Through Quad, India encourages regional countries to distance themselves from China. Similarly, AUKUS creates a negative image of China and prompts countries like Japan and South Korea to reassess their national security in relation to China in the Asia Pacific region. Some experts, like Michael Auslin from the Hoover Institute, argue that Japan should be included in AUKUS, creating “JAUKUS.” While Japan has not officially endorsed the use of nuclear technology for warfare, the idea of security development is gaining traction and may evolve further in the future.
Second, India is actively seeking a dominant position in the IOR, aided by Washington’s Indo-Pacific strategy, which designates India as a key security provider in the region. Viewing China as a threat to its interests, India is rapidly building up its power in the Indian Ocean to counter China’s influence. India can leverage the objectives of the Quad alliance to bolster its strategic influence, potentially leading to an arms race and increased instability in the region. China’s recent success in mediating between Iran and Saudi Arabia has elevated its role and replaced the US as a regional mediator, marking a significant shift in power dynamics.
Third, the concept of developing middle powers is crucial for understanding the power dynamics of Quad in the IOR. India seeks to stimulate smaller countries like Iran, Sri Lanka, Maldives, Cambodia, Laos, Vietnam, and the Philippines to hedge against China. However, many countries remain neutral and avoid taking sides, particularly against China. India’s ambiguous and bloc politics approach can create uneasiness and insecurity in the region.
Fourth, AUKUS and Quad are being seen as a way for the US to counter China’s growing regional influence. However, these arrangements have also raised concerns about an arms race and increased strategic competition between Washington and Beijing. This has disturbed many regional states, fearing that the two superpowers’ tensions could escalate and lead to conflict.
Last, the AUKUS represents a departure from traditional security norms by emphasizing advanced technological capabilities, particularly nuclear-powered submarines. This shift marks a significant change in how states address their national security. Consequently, it could prompt a reappraisal of the established security norms such as arms control, nuclear nonproliferation, and the role of advanced technology in military operations. These developments may have concerning implications for the security of the IOR.
The historical rivalry between Pakistan and India, and the strained relationship with the US, have heightened Pakistan’s vulnerability to the geopolitical implications of AUKUS and Quad. In response to these political shifts in the IOR, Pakistan has multiple avenues to consider for balancing the situation.

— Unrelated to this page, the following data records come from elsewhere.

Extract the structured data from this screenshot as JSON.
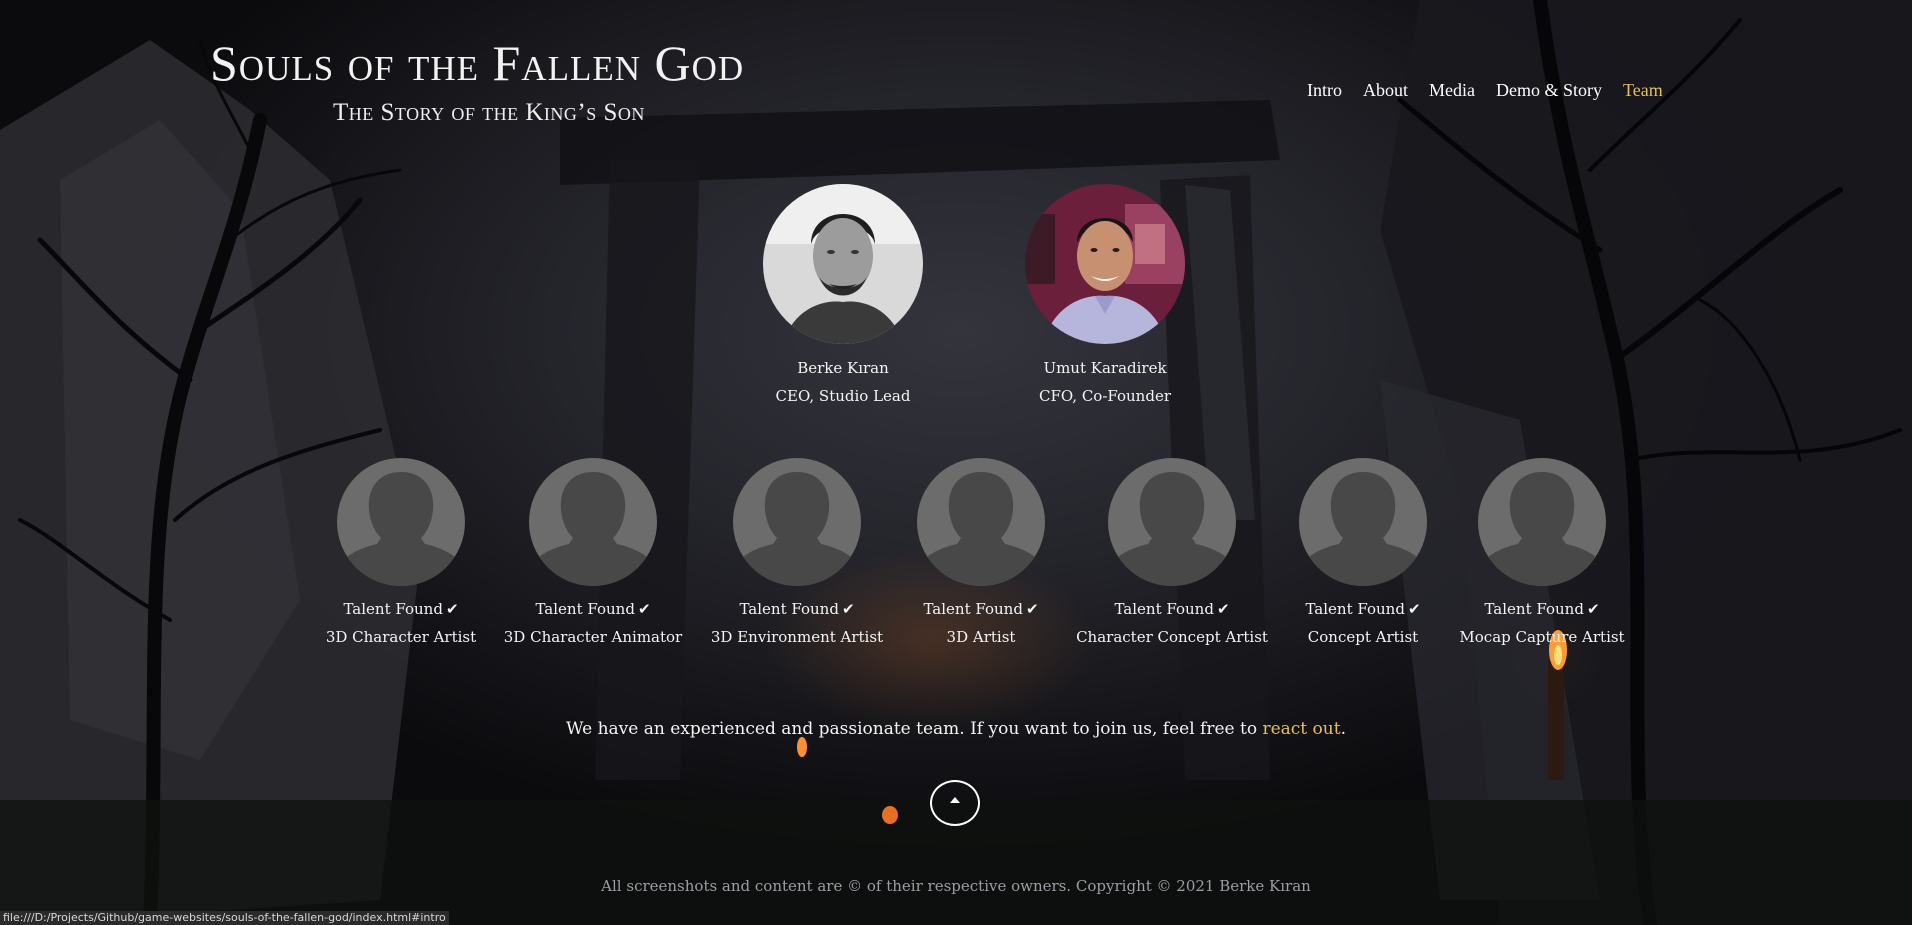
{
  "header": {
    "title": "Souls of the Fallen God",
    "subtitle": "The Story of the King’s Son"
  },
  "nav": {
    "items": [
      {
        "label": "Intro"
      },
      {
        "label": "About"
      },
      {
        "label": "Media"
      },
      {
        "label": "Demo & Story"
      },
      {
        "label": "Team",
        "active": true
      }
    ]
  },
  "leaders": [
    {
      "name": "Berke Kıran",
      "role": "CEO, Studio Lead"
    },
    {
      "name": "Umut Karadirek",
      "role": "CFO, Co-Founder"
    }
  ],
  "members": [
    {
      "status": "Talent Found",
      "role": "3D Character Artist"
    },
    {
      "status": "Talent Found",
      "role": "3D Character Animator"
    },
    {
      "status": "Talent Found",
      "role": "3D Environment Artist"
    },
    {
      "status": "Talent Found",
      "role": "3D Artist"
    },
    {
      "status": "Talent Found",
      "role": "Character Concept Artist"
    },
    {
      "status": "Talent Found",
      "role": "Concept Artist"
    },
    {
      "status": "Talent Found",
      "role": "Mocap Capture Artist"
    }
  ],
  "check_mark": "✔",
  "join": {
    "text": "We have an experienced and passionate team. If you want to join us, feel free to ",
    "link": "react out",
    "end": "."
  },
  "footer": {
    "text": "All screenshots and content are © of their respective owners. Copyright © 2021 Berke Kıran"
  },
  "browser_status_url": "file:///D:/Projects/Github/game-websites/souls-of-the-fallen-god/index.html#intro",
  "colors": {
    "accent": "#e8c24a",
    "text": "#ffffff",
    "avatar_placeholder": "#6c6c6c",
    "silhouette": "#484848"
  },
  "icons": {
    "scroll_top": "chevron-up-icon",
    "check": "check-icon",
    "placeholder_avatar": "person-silhouette-icon"
  }
}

First, lining up with China and Russia could be considered, to safeguard regional security concerns and counterbalance political changes in the regional power dynamics resulting from AUKUS and Quad. Second, Pakistan must emphasize multilateralism and work with regional organizations like the Shanghai Cooperation Organization (SCO) and Organization of Islamic Cooperation (OIC), promoting a cooperative approach that safeguards the interests of all stakeholders. Third, Pakistan must bolster its maritime capabilities in the Indian Ocean, strengthening naval forces, improving surveillance, and fostering regional cooperation to safeguard national interests. Fourth, Pakistan must enhance ties with non-Quad and non-AUKUS countries, expanding partnerships, seeking cooperation, and fostering a balanced regional security architecture. Last, Pakistan can effectively promote stability in the region by facilitating dialogue and confidence building measures among all countries in the IOR.
Political instability in the Indian Ocean Region can impact global politics due to the strategic significance of key chokepoints such as the Straits of Malacca and Hormuz, and the Suez Canal located in the area. Initiatives like AUKUS and Quad do not bode well and may motivate other countries to make political alliances and blocs on the pattern of the Cold War era.